GIS data is no longer relevant only to a small segment of engineers, field service workers or road warriors. Together, GIS software and rugged tablet technologies drive more informed decision-making for all global industries by granting unrestricted access to critical data from anywhere using a single mobile PC device.
But GIS software is running on consumer-grade devices today, you say . Can’t I just use any mobile PC for GIS? Why should I spend more upfront on a rugged tablet when I don’t seem to need it right now?
Before I answer that question, consider this:
GIS – in its best form – can “relate otherwise unrelated information” and give meaning to key authoritative map data. GIS solutions define geographic jurisdictions and solve spatial problems. They enrich business planning beyond basic engineering or logistical modeling. They enable more proactive asset management. They protect our businesses and our communities. GIS data is germane to the visualization of disease spread, execution of tactical responses, expansion of utility infrastructure, and proper utilization of land and natural resources. It is crucial to the elimination of “guesswork.” But rugged tablets are just as essential, for some of these reasons:

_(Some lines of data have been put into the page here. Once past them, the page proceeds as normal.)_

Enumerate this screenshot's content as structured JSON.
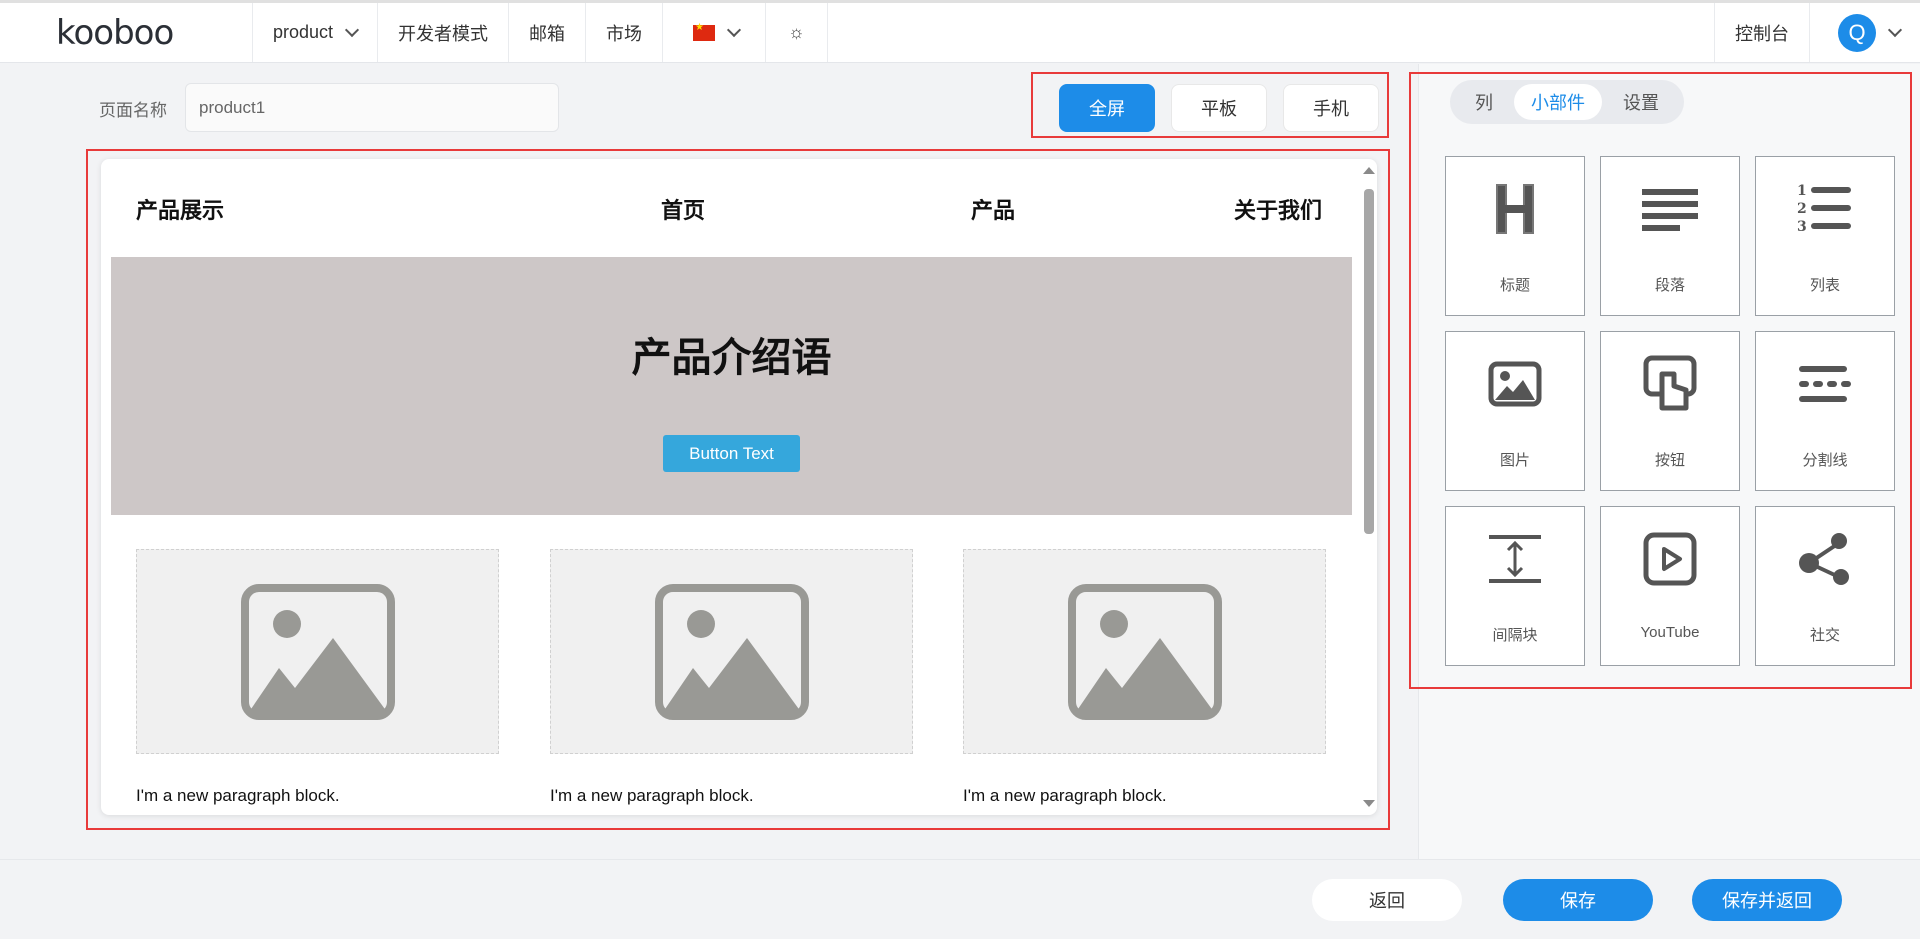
{
  "topbar": {
    "logo": "kooboo",
    "site_label": "product",
    "dev_mode": "开发者模式",
    "mail": "邮箱",
    "market": "市场",
    "console": "控制台",
    "avatar_initial": "Q"
  },
  "editor": {
    "page_name_label": "页面名称",
    "page_name_value": "product1",
    "devices": {
      "fullscreen": "全屏",
      "tablet": "平板",
      "mobile": "手机"
    },
    "preview": {
      "brand": "产品展示",
      "nav": [
        "首页",
        "产品",
        "关于我们"
      ],
      "hero_title": "产品介绍语",
      "hero_button": "Button Text",
      "paragraphs": [
        "I'm a new paragraph block.",
        "I'm a new paragraph block.",
        "I'm a new paragraph block."
      ]
    }
  },
  "panel": {
    "tabs": [
      "列",
      "小部件",
      "设置"
    ],
    "active_tab": "小部件",
    "widgets": [
      {
        "label": "标题",
        "icon": "heading-icon"
      },
      {
        "label": "段落",
        "icon": "paragraph-icon"
      },
      {
        "label": "列表",
        "icon": "list-icon"
      },
      {
        "label": "图片",
        "icon": "image-icon"
      },
      {
        "label": "按钮",
        "icon": "button-icon"
      },
      {
        "label": "分割线",
        "icon": "divider-icon"
      },
      {
        "label": "间隔块",
        "icon": "spacer-icon"
      },
      {
        "label": "YouTube",
        "icon": "youtube-icon"
      },
      {
        "label": "社交",
        "icon": "social-icon"
      }
    ]
  },
  "footer": {
    "back": "返回",
    "save": "保存",
    "save_back": "保存并返回"
  },
  "colors": {
    "accent": "#1d8ce8",
    "highlight": "#e83a3a",
    "hero_bg": "#cdc7c7",
    "hero_button": "#35a7dc"
  }
}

applications are embedding GIS functionality in them. These applications are
used by field service personnel who, by virtue of their job descriptions, are
required to work in all types of weather and possibly
Hazardous Locations. Non-rugged
mobile computers aren’t built to the proper military-grade and intrinsic safety
standards for operation in these environments. Most rugged tabletsare
. Even if a consumer-grade tablet has an Intel Core-series
processor and the right graphics components for GIS applications, it can be
rendered useless the minute it starts raining, the second it’s dropped, or when
dust or fluid contaminants make contact. And without an ATEX/C1D2/C1Z2
compliance rating (not commonly found with off-the-shelf PCs), a
laptop/notebook, handheld PC, or tablet is dangerous to use around explosive
environments. Therefore, without a rugged tablet, your GIS data could be
rendered inaccessible when and where it’s needed most.
- The goal of building a truly mobile application is to provide a method of collecting, verifying and providing information at the point of service. In order to complete those actions, some applications may require the user to connect peripheral equipment to an I/O port for diagnostics or quality testing, for example. This means thatthe mobile device must be much more than just a simple tablet. Most consumer or commercial grade tablets no longer offer True Serial Port or RJ45 I/O connectivity – both of which utilities require and fortunately, rugged tablets still provide as a standard feature.
In short, rugged tablets provide the data access, analysis, continuity, and solution scalability necessary for new – and more meaningful – application of GIS data. Most other mobile computers – rugged or non-rugged – aren’t equipped to support GIS completely or long-term.
As a recent IDC Energy Insights report noted, “utilities are renewing their interest in geographic information systems (GIS) software as a means to leverage geographic information for business execution rather than just asset design.” This can be attributed to the progressive synchronization of rugged tablet computers with GIS software and the unrestricted data access that this powerful combo can provide to all users at any scale.
Project planning requires accurate data. Engineering requires precision data. Logistics management requires real-time data. And today’s organizations – regardless of industry or size – expect nothing less than complete visibility into the data essential to designing profitable product and service models. Not all mobile computers can meet those terms without compromise. Most can’t take the data curated by people from all walks of life and make it meaningful – and accessible – to those who have to walk and work. Rugged tablets can – and have done so continuously for the last 20 years.
Most mobile PC manufacturers haven’t invested in years of collaboration with Esri or Bentley Systems to ensure compliance with GIS standards and compatibility with GIS software and applications across multiple operating systems (OS). Many rugged tablet manufacturers have – mainly because their technologies are built specifically to serve utilities, and they understand that GIS applications require hardware and software to sync up in order for any solution to work proficiently.
So, to answer the question above, no. You can’t just use any mobile computer for GIS – if you want to actually gain new business advantages from the GIS data.
I’ll show you the specific
reasons why rugged tablets are the only suitable mobile computer option for GIS
next week at the
Esri User Conference…
if you stop by booth #2324.
(And I’ll explain in my blog post next week for those of you not heading to the show).
In the meantime, download your industry’s “Mobile Computing Feature Checklist” to
see if your current mobile computer meets all the criteria it should to provide
And find out if Rugged Tablets Really Cost More than Any Other Mobile PC in the upcoming Field Technologies Online Webinar.